posted by / News / July 31, 2003

Six legendary surfers — including SURFING’s own Larry “Flame” Moore — achieved immortal status yesterday during the Huntington Beach Walk of Fame induction ceremony. Now in its 10th year, the event is surfing’s version of the Hollywood Walk of Fame, recognizing individuals for their ocean-based lifetime achievements. Each new inductee now has his own granite square in front of Jack’s Surfboards on Main Street, joining dozens of waveriding icons from Duke Kahanamoku on down.Before a few hundred people under a hot, mid-summer sun, 1998 inductee Peter “PT” Townend introduced this year’s new honorees: Surf Pioneer Mike Doyle, Surf Champion Martin Potter, Woman of the Year Marge Calhoun, Surf Culture heroes Larry “Flame” Moore and Tom “Y” Morey, Local Hero Chuck Linnen and special Honor Roll winner Michele Turner of HB’s Sugar Shack.

Dino Andino spoke on Martin Potter’s behalf, recalling the day the ’89 world champ did an air over him at T-Street. “To this day, I still haven’t seen someone surf that fast, or surf so far ahead of everyone else,” he said. “He’s been an inspiration to so many top guys.”It was then HB hero and North Shore pioneer Chuck Linnen’s turn to take the stage, and he proceeded to spin a tale that would’ve stretched well past the pier’s last piling.
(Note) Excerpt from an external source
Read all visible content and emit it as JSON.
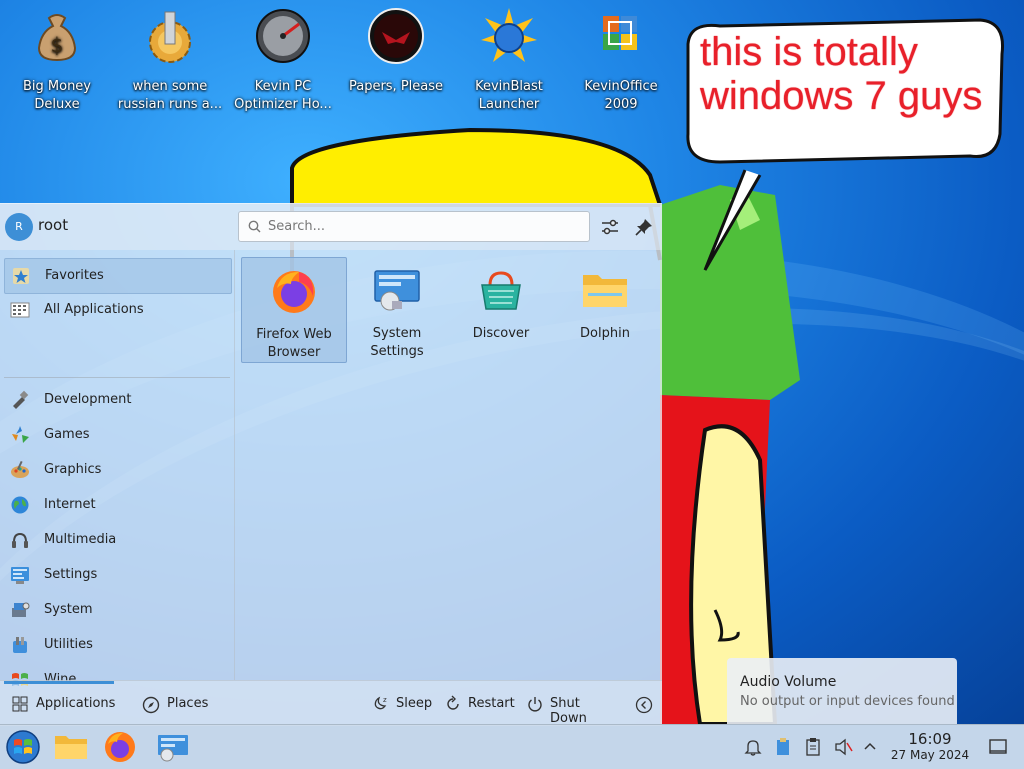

We can’t {{{recall}}} exactly what he said, but he started with his birth weight and ended with his current board. Refer to the Walk of Fame transcripts for the details in between.

1958 Makaha International winner Marge Calhoun wasn’t present to accept her nomination as Woman of the Year, but she had former decorated pro Jericho Poppler stand for her. “Marge is pulling a typical surfer,” said Poppler. “Just sooo humble.”But one inductee had no need to be humble. The ever-enigmatic Tom Morey — inventor of the “Boogie Board” and a warehouse full of other toys — held up his unevenly shaped glass award and declared: “Behold, the future of surfboard design! Asymmetrical shapes!” Morey then paired up with fellow inductee and innovative waterman Mike Doyle, recounting the beginnings of Doyle’s soft, beginner’s board designs.

Perhaps the most emotional moment occurred during Larry “Flame” Moore’s time in the sun. In perfect, front-lit conditions, longtime friend Pat O’Connell gave a choked-up speech full of respect, gratitude and love. SURFING’s 30-year photo editor then took the stage, and gave thanks. He gave thanks to his many “loyal students” whom he taught over the past four decades; gave thanks to his friends and family for helping him overcome a baseball-size brain tumor this past year; gave thanks to Jesus Christ for giving him the strength to stay focused no matter the circumstances. And above all else, he gave thanks for a life with a purpose, a life that’s inspired hundreds of thousands of surfers worldwide. A life now set in stone. – Evan Slater

Related Posts:

  • No Related Posts

Leave a Reply